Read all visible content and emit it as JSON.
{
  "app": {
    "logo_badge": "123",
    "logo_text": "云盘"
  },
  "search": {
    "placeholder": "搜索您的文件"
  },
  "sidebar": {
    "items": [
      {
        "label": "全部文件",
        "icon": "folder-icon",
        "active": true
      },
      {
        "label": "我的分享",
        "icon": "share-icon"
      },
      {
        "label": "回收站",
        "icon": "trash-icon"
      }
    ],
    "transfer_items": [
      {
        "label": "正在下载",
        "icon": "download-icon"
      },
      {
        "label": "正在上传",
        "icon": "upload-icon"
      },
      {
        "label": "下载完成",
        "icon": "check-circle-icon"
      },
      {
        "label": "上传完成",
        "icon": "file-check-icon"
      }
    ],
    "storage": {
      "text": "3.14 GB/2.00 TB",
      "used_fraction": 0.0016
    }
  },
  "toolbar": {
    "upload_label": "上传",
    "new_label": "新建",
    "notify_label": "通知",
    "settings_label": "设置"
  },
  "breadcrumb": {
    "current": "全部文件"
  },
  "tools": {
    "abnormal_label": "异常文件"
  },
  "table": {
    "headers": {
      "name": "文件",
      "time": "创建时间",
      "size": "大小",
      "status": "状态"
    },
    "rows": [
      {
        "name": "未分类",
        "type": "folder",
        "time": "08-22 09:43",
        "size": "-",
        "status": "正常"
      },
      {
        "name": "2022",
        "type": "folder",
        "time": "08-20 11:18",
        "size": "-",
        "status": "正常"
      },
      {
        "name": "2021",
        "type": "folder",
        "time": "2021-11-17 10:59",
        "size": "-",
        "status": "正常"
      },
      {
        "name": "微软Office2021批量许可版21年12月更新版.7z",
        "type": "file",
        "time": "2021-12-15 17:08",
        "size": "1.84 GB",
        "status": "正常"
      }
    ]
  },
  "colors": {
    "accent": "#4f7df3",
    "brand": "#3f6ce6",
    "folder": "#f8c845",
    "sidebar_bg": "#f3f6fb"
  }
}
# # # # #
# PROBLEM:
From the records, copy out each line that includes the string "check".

# ANSWER TO THE PROBLEM:
        "icon": "check-circle-icon"
        "icon": "file-check-icon"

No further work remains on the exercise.